In the past seven years, the price tag for utility-scale solar in the U.S. dropped 85 percent, as equipment prices plunged, manufacturing techniques improved, and developers gained experience that enabled them to build projects more economically. 

While Western states still dominate the industry — more than 77 percent of the solar power generated nationwide last year came from west of the Rockies, according to the U.S. Energy Information Administration — solar is marching northward and eastward. 

‘No political party can deny how much progress has been made on prices for wind and solar in the last few years,’ says one expert.

Increased photovoltaic panel efficiency and other technological improvements are leading the way. New designs allow photovoltaic modules to harvest the weak early morning and evening light, making short days longer. Trackers that follow the sun across the sky increase yield, enabling projects in cloudy places like Oregon. And in Minnesota, the “unique challenges of a colder climate,” as North Star Solar developer Chase Whitney of Community Solar Energy put it, have been addressed with solutions like panels that can essentially shake off snow. 

Obstacles do remain. The nation’s outdated transmission system can’t efficiently handle the renewable energy influx. Peak output from solar and wind farms is often wasted by an overloaded electric grid. More and better electricity storage is urgently needed. And in addition to federal efforts to thwart clean energy programs, numerous Republican-controlled state legislatures are considering legislation to reduce or eliminate funding for renewable energy incentives and initiatives.

But with falling costs and a jam-packed pipeline of projects ahead, analysts say big solar should be able to maintain its momentum without the government at its back. “It all ties back to economics,” Kammen says. “No political party can deny how much progress has been made on prices for wind and solar — but in particular solar — in the last few years.”

Georgia’s McDonald agrees. “The sun’s going to shine 60 years from now,” he says, “and those electrons are free. They’re free to me, they’re free to utilities, they’re free to everybody.”

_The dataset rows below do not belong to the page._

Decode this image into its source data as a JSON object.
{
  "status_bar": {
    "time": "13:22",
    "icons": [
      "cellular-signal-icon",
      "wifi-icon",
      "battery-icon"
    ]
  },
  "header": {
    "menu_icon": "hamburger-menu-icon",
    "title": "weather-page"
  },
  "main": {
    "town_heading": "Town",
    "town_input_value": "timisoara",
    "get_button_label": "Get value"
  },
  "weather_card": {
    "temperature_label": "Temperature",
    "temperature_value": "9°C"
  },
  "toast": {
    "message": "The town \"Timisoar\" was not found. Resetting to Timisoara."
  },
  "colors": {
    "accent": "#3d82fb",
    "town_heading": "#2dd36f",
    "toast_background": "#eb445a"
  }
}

Correction, March 24, 2016: An earlier version of this article incorrectly stated the location of the Chernobyl radioactive site. It is in Ukraine, not Russia.